### Problem
Exactly as written, retype all of the records that come next.

### Input records
+ + + + + + +

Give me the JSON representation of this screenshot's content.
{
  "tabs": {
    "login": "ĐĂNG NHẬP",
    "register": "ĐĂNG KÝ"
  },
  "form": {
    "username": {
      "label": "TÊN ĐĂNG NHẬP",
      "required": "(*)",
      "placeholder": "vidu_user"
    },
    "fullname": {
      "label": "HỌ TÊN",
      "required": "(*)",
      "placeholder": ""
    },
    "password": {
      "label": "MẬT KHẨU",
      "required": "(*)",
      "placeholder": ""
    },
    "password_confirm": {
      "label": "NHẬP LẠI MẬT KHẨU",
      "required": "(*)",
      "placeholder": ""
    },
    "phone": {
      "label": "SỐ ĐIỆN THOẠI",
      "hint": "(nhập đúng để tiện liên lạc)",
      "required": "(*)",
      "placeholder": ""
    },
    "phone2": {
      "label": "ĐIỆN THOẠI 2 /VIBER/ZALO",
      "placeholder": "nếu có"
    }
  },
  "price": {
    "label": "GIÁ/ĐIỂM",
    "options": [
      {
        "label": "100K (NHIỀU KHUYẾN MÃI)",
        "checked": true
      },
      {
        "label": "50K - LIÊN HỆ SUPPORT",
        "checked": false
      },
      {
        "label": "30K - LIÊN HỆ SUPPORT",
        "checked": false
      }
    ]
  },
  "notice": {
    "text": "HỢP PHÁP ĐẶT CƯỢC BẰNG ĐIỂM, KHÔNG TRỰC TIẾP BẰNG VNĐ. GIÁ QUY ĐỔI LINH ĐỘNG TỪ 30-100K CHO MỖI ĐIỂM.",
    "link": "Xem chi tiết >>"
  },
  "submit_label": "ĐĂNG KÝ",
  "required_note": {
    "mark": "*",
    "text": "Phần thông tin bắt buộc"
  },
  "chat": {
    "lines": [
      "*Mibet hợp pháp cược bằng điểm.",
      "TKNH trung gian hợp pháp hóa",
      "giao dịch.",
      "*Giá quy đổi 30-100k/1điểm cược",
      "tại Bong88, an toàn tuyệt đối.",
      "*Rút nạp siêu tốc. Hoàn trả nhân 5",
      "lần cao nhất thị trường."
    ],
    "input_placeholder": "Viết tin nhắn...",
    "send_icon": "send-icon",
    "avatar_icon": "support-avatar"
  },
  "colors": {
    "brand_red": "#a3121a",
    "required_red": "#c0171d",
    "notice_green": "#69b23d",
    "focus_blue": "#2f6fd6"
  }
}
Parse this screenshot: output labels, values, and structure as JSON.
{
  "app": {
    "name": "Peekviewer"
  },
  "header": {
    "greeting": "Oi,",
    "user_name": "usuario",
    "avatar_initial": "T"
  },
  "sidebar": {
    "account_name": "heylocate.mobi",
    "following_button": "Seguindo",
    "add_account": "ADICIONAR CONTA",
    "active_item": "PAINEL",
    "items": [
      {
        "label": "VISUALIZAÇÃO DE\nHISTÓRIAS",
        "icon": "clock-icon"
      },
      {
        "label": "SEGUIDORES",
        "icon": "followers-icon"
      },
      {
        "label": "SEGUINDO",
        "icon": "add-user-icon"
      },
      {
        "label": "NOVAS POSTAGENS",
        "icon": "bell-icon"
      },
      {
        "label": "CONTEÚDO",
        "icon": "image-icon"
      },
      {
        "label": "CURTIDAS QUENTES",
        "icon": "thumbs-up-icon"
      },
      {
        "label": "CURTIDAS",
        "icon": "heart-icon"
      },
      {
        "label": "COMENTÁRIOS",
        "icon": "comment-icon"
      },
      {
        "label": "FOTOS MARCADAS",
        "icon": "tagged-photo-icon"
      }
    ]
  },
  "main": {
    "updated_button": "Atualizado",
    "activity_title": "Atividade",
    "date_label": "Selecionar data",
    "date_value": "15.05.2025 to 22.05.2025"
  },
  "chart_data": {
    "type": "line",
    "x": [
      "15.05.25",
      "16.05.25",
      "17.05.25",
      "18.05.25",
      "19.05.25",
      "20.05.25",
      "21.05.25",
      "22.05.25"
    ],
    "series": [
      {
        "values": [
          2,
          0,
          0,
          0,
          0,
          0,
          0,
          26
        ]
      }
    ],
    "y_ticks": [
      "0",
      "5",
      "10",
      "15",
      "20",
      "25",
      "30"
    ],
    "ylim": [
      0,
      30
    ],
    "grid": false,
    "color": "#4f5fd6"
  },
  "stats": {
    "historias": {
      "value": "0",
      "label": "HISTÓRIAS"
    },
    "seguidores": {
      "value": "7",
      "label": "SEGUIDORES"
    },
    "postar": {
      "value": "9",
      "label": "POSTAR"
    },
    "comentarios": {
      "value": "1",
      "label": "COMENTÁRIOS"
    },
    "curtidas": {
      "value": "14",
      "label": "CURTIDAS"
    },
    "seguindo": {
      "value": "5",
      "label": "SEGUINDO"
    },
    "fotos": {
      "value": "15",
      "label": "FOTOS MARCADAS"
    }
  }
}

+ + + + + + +

### Expected answer
Give me the JSON representation of this screenshot's content.
{
  "tabs": {
    "login": "ĐĂNG NHẬP",
    "register": "ĐĂNG KÝ"
  },
  "form": {
    "username": {
      "label": "TÊN ĐĂNG NHẬP",
      "required": "(*)",
      "placeholder": "vidu_user"
    },
    "fullname": {
      "label": "HỌ TÊN",
      "required": "(*)",
      "placeholder": ""
    },
    "password": {
      "label": "MẬT KHẨU",
      "required": "(*)",
      "placeholder": ""
    },
    "password_confirm": {
      "label": "NHẬP LẠI MẬT KHẨU",
      "required": "(*)",
      "placeholder": ""
    },
    "phone": {
      "label": "SỐ ĐIỆN THOẠI",
      "hint": "(nhập đúng để tiện liên lạc)",
      "required": "(*)",
      "placeholder": ""
    },
    "phone2": {
      "label": "ĐIỆN THOẠI 2 /VIBER/ZALO",
      "placeholder": "nếu có"
    }
  },
  "price": {
    "label": "GIÁ/ĐIỂM",
    "options": [
      {
        "label": "100K (NHIỀU KHUYẾN MÃI)",
        "checked": true
      },
      {
        "label": "50K - LIÊN HỆ SUPPORT",
        "checked": false
      },
      {
        "label": "30K - LIÊN HỆ SUPPORT",
        "checked": false
      }
    ]
  },
  "notice": {
    "text": "HỢP PHÁP ĐẶT CƯỢC BẰNG ĐIỂM, KHÔNG TRỰC TIẾP BẰNG VNĐ. GIÁ QUY ĐỔI LINH ĐỘNG TỪ 30-100K CHO MỖI ĐIỂM.",
    "link": "Xem chi tiết >>"
  },
  "submit_label": "ĐĂNG KÝ",
  "required_note": {
    "mark": "*",
    "text": "Phần thông tin bắt buộc"
  },
  "chat": {
    "lines": [
      "*Mibet hợp pháp cược bằng điểm.",
      "TKNH trung gian hợp pháp hóa",
      "giao dịch.",
      "*Giá quy đổi 30-100k/1điểm cược",
      "tại Bong88, an toàn tuyệt đối.",
      "*Rút nạp siêu tốc. Hoàn trả nhân 5",
      "lần cao nhất thị trường."
    ],
    "input_placeholder": "Viết tin nhắn...",
    "send_icon": "send-icon",
    "avatar_icon": "support-avatar"
  },
  "colors": {
    "brand_red": "#a3121a",
    "required_red": "#c0171d",
    "notice_green": "#69b23d",
    "focus_blue": "#2f6fd6"
  }
}
Parse this screenshot: output labels, values, and structure as JSON.
{
  "app": {
    "name": "Peekviewer"
  },
  "header": {
    "greeting": "Oi,",
    "user_name": "usuario",
    "avatar_initial": "T"
  },
  "sidebar": {
    "account_name": "heylocate.mobi",
    "following_button": "Seguindo",
    "add_account": "ADICIONAR CONTA",
    "active_item": "PAINEL",
    "items": [
      {
        "label": "VISUALIZAÇÃO DE\nHISTÓRIAS",
        "icon": "clock-icon"
      },
      {
        "label": "SEGUIDORES",
        "icon": "followers-icon"
      },
      {
        "label": "SEGUINDO",
        "icon": "add-user-icon"
      },
      {
        "label": "NOVAS POSTAGENS",
        "icon": "bell-icon"
      },
      {
        "label": "CONTEÚDO",
        "icon": "image-icon"
      },
      {
        "label": "CURTIDAS QUENTES",
        "icon": "thumbs-up-icon"
      },
      {
        "label": "CURTIDAS",
        "icon": "heart-icon"
      },
      {
        "label": "COMENTÁRIOS",
        "icon": "comment-icon"
      },
      {
        "label": "FOTOS MARCADAS",
        "icon": "tagged-photo-icon"
      }
    ]
  },
  "main": {
    "updated_button": "Atualizado",
    "activity_title": "Atividade",
    "date_label": "Selecionar data",
    "date_value": "15.05.2025 to 22.05.2025"
  },
  "chart_data": {
    "type": "line",
    "x": [
      "15.05.25",
      "16.05.25",
      "17.05.25",
      "18.05.25",
      "19.05.25",
      "20.05.25",
      "21.05.25",
      "22.05.25"
    ],
    "series": [
      {
        "values": [
          2,
          0,
          0,
          0,
          0,
          0,
          0,
          26
        ]
      }
    ],
    "y_ticks": [
      "0",
      "5",
      "10",
      "15",
      "20",
      "25",
      "30"
    ],
    "ylim": [
      0,
      30
    ],
    "grid": false,
    "color": "#4f5fd6"
  },
  "stats": {
    "historias": {
      "value": "0",
      "label": "HISTÓRIAS"
    },
    "seguidores": {
      "value": "7",
      "label": "SEGUIDORES"
    },
    "postar": {
      "value": "9",
      "label": "POSTAR"
    },
    "comentarios": {
      "value": "1",
      "label": "COMENTÁRIOS"
    },
    "curtidas": {
      "value": "14",
      "label": "CURTIDAS"
    },
    "seguindo": {
      "value": "5",
      "label": "SEGUINDO"
    },
    "fotos": {
      "value": "15",
      "label": "FOTOS MARCADAS"
    }
  }
}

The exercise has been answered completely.